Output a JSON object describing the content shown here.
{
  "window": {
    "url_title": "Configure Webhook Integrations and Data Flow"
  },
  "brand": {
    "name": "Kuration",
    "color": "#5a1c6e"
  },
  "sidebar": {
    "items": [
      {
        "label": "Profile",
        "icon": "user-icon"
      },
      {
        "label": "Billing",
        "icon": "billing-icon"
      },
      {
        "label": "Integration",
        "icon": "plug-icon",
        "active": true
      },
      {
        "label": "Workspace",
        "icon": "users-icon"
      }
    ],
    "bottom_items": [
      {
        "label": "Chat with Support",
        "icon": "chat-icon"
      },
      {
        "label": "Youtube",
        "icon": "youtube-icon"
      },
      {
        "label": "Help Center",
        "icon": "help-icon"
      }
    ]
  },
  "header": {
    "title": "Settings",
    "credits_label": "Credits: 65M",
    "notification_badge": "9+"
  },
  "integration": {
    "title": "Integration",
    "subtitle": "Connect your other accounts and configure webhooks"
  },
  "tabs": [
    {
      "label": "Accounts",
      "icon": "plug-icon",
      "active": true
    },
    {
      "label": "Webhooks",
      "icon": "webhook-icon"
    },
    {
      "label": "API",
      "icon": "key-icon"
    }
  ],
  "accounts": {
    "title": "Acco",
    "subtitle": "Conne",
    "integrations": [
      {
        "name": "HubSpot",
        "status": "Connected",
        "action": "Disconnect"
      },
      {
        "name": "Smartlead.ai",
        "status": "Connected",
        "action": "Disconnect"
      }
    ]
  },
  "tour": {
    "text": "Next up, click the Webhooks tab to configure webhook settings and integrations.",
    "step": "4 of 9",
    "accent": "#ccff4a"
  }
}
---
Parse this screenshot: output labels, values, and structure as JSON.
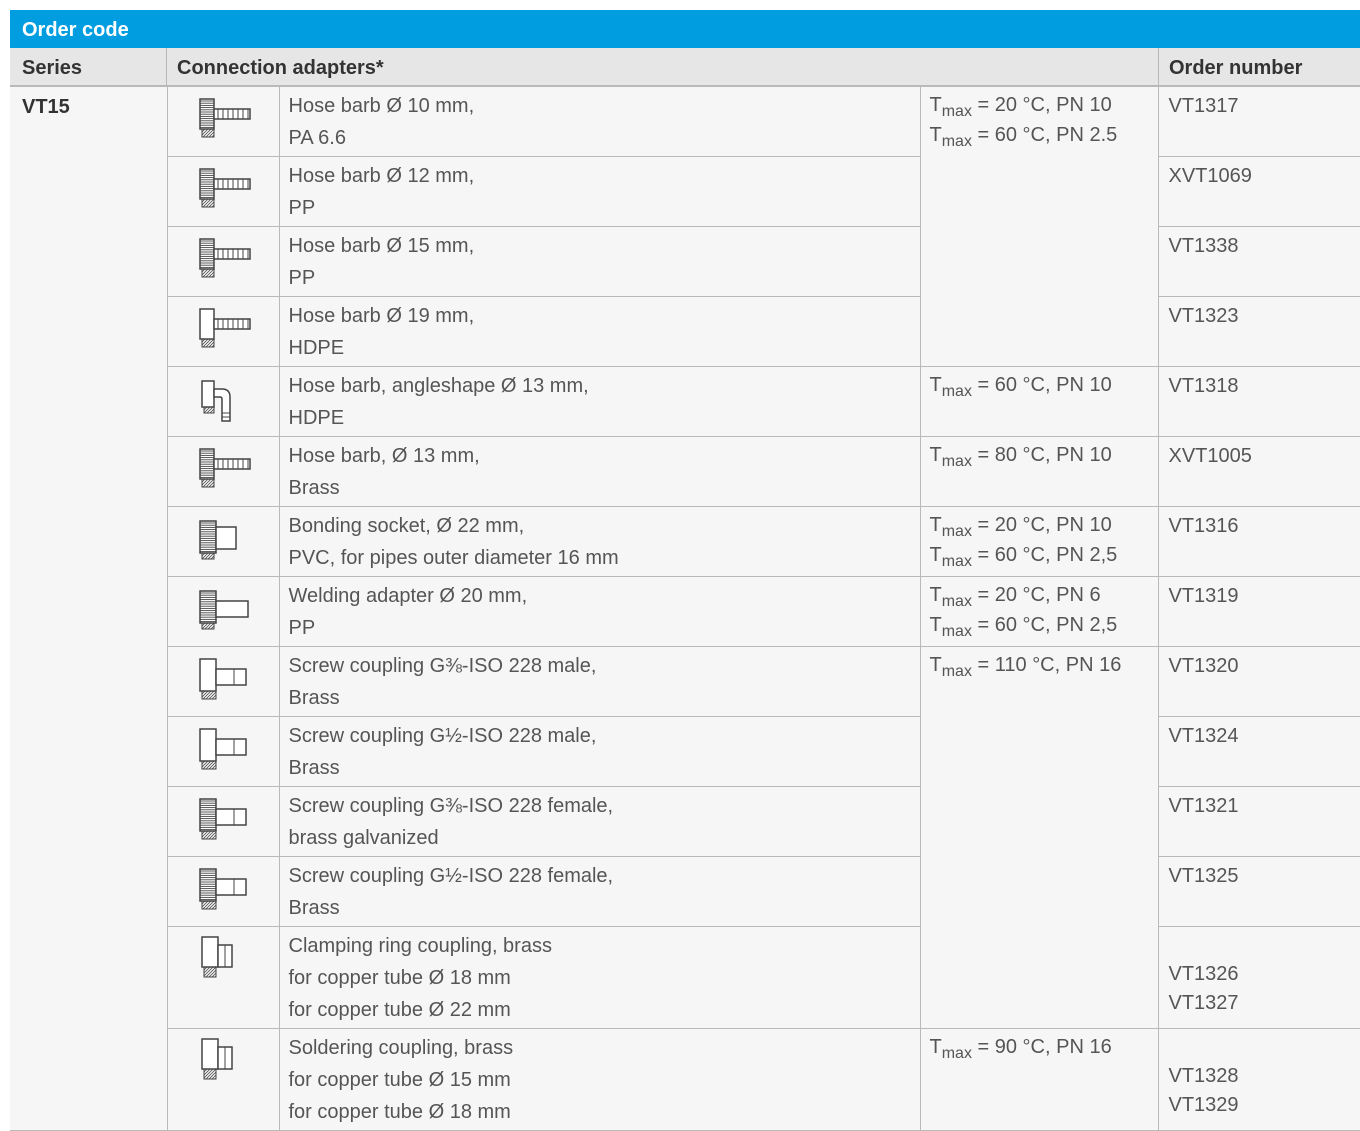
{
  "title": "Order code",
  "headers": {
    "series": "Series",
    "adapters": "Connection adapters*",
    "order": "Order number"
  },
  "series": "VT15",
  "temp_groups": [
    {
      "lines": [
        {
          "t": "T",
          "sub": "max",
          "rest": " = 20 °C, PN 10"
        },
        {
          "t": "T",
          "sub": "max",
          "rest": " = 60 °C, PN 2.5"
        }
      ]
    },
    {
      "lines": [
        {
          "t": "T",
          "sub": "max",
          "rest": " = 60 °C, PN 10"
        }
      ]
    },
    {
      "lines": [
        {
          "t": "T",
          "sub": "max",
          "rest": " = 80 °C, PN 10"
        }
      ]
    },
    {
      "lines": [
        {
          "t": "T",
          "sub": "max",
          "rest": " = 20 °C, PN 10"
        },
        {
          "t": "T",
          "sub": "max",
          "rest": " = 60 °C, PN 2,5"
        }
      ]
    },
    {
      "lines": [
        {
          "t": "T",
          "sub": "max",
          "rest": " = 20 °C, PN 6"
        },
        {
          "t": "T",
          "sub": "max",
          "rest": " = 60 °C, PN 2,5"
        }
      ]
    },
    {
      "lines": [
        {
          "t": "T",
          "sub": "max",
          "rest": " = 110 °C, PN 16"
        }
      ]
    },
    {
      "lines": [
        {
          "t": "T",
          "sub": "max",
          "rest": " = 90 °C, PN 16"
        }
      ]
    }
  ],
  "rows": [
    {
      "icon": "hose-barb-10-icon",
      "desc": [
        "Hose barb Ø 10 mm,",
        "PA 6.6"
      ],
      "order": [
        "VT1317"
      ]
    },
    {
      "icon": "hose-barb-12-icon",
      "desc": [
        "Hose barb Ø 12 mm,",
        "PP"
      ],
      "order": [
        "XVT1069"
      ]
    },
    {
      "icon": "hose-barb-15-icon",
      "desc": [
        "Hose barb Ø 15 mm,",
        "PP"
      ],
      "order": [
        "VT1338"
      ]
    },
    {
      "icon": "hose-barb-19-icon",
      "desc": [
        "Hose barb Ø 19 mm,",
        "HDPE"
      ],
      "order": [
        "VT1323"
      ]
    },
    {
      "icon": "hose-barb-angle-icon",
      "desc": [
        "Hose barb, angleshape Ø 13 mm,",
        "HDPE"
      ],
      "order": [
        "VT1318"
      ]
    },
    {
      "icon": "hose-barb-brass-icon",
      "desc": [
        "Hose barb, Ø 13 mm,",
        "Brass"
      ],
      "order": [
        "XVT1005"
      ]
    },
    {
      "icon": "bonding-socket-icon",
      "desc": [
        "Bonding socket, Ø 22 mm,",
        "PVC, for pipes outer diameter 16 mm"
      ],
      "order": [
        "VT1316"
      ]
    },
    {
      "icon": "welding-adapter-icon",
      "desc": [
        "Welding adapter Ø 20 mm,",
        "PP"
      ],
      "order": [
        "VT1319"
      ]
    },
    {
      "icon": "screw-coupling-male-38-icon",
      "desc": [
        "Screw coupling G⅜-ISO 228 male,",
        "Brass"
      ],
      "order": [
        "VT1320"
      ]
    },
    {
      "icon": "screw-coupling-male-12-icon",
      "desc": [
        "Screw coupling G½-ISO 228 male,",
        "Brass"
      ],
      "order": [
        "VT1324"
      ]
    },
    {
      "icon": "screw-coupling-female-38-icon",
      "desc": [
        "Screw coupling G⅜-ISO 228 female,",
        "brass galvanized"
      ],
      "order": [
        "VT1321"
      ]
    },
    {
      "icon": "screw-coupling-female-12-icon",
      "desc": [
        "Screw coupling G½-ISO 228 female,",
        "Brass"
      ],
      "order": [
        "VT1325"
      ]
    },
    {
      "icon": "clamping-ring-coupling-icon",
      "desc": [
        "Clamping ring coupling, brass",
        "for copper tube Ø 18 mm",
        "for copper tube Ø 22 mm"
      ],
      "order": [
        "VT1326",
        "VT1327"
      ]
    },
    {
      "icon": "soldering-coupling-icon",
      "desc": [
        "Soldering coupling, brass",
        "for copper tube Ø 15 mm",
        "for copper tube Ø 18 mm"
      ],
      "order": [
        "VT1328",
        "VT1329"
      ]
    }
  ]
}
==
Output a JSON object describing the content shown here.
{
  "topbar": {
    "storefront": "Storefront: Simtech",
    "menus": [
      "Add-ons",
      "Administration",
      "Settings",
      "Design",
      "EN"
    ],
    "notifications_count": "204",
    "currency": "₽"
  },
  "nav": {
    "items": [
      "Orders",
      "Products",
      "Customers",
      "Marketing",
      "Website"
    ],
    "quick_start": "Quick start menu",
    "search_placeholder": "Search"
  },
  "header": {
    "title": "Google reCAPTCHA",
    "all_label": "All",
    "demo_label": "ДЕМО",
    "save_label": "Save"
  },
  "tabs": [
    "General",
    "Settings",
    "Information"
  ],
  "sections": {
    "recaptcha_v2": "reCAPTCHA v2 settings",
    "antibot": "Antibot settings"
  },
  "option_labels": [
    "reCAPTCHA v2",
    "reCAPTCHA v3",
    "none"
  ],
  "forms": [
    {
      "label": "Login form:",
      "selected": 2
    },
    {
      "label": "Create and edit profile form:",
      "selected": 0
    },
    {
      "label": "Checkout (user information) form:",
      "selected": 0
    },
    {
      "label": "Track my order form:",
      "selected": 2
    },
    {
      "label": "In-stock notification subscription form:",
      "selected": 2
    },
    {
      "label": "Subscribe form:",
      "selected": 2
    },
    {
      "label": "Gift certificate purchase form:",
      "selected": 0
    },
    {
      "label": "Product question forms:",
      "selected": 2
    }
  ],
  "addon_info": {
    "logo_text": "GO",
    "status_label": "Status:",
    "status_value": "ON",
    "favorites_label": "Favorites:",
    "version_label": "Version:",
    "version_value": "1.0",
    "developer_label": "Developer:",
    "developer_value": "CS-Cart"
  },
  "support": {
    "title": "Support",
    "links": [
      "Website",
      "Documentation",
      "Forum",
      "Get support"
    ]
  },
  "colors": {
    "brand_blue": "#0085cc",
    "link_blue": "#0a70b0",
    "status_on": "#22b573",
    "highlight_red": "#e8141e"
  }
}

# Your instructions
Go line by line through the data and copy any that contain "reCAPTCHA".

# Solved exercise
    "title": "Google reCAPTCHA",
    "recaptcha_v2": "reCAPTCHA v2 settings",
    "reCAPTCHA v2",
    "reCAPTCHA v3",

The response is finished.